• [Activity] Copy every line of the records below where the word "Улица" occurs.

• [The data]

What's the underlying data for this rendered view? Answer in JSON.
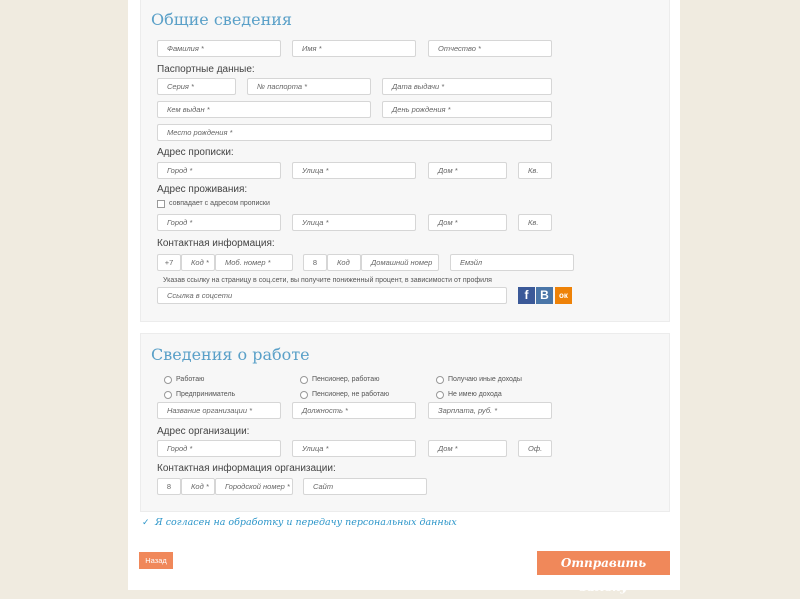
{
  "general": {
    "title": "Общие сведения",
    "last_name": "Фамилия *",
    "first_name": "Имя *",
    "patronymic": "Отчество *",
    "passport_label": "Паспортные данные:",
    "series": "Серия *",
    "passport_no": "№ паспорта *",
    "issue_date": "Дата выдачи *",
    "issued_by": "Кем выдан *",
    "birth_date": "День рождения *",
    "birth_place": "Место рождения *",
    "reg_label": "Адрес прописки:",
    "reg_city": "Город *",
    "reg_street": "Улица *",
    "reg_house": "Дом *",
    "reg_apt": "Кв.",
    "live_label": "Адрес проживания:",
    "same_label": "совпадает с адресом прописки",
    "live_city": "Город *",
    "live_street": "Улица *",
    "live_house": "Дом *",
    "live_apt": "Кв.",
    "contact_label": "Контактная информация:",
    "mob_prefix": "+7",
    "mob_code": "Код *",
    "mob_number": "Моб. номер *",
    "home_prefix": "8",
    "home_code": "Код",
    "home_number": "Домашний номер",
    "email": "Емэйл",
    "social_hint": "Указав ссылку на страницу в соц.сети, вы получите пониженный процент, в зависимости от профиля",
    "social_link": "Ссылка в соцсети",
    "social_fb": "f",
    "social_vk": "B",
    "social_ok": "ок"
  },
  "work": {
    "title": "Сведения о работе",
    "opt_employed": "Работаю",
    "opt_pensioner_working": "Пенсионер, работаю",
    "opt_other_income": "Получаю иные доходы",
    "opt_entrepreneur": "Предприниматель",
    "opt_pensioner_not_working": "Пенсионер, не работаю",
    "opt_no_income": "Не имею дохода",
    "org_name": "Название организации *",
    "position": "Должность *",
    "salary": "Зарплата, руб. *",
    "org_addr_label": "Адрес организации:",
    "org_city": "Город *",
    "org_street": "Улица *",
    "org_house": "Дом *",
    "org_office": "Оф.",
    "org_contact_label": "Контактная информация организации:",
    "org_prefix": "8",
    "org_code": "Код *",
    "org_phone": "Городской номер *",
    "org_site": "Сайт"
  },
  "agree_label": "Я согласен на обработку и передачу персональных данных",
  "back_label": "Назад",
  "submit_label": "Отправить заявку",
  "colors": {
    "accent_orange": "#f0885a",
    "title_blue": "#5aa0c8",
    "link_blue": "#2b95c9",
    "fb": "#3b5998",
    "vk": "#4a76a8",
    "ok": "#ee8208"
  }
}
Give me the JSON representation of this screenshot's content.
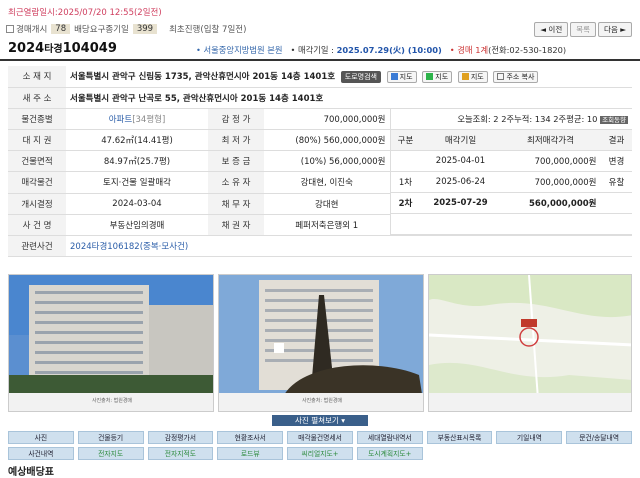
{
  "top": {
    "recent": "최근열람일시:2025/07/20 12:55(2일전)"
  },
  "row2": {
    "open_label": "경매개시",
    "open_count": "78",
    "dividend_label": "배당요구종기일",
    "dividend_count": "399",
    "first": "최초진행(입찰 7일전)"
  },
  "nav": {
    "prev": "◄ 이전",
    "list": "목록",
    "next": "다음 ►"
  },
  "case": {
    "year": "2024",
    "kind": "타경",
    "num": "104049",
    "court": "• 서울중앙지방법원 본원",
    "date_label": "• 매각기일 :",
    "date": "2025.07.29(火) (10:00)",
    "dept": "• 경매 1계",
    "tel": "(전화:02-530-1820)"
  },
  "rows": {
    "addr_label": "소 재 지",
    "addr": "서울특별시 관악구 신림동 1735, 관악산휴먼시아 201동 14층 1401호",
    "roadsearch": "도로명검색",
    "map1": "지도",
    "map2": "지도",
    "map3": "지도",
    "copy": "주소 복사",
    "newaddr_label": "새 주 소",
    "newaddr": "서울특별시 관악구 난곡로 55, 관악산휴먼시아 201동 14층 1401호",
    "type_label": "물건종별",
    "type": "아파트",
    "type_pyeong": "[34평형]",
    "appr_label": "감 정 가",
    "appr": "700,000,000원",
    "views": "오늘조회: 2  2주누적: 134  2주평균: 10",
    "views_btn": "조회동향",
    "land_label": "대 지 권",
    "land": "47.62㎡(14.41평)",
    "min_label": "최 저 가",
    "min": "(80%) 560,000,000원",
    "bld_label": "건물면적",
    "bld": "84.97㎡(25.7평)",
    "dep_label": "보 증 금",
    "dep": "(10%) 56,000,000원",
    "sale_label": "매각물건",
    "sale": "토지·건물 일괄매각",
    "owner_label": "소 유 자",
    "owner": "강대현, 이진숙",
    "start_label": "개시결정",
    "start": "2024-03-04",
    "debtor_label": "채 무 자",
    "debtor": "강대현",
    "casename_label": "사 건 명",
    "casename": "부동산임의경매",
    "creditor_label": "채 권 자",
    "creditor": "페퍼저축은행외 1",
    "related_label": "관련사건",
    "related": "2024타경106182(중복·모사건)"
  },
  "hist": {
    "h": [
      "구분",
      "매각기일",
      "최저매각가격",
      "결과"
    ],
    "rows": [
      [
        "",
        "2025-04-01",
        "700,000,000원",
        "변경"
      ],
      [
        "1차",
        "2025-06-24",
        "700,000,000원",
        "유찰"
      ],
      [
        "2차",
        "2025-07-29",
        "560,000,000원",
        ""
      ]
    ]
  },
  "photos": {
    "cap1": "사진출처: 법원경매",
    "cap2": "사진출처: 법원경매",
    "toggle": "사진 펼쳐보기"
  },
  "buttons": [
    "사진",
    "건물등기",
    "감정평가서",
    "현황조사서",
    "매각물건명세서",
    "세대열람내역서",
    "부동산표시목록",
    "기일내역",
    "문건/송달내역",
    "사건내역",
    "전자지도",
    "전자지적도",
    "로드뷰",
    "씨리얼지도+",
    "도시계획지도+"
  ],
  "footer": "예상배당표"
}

• [Answer space]
    "reg_street": "Улица *",
    "live_street": "Улица *",
    "org_street": "Улица *",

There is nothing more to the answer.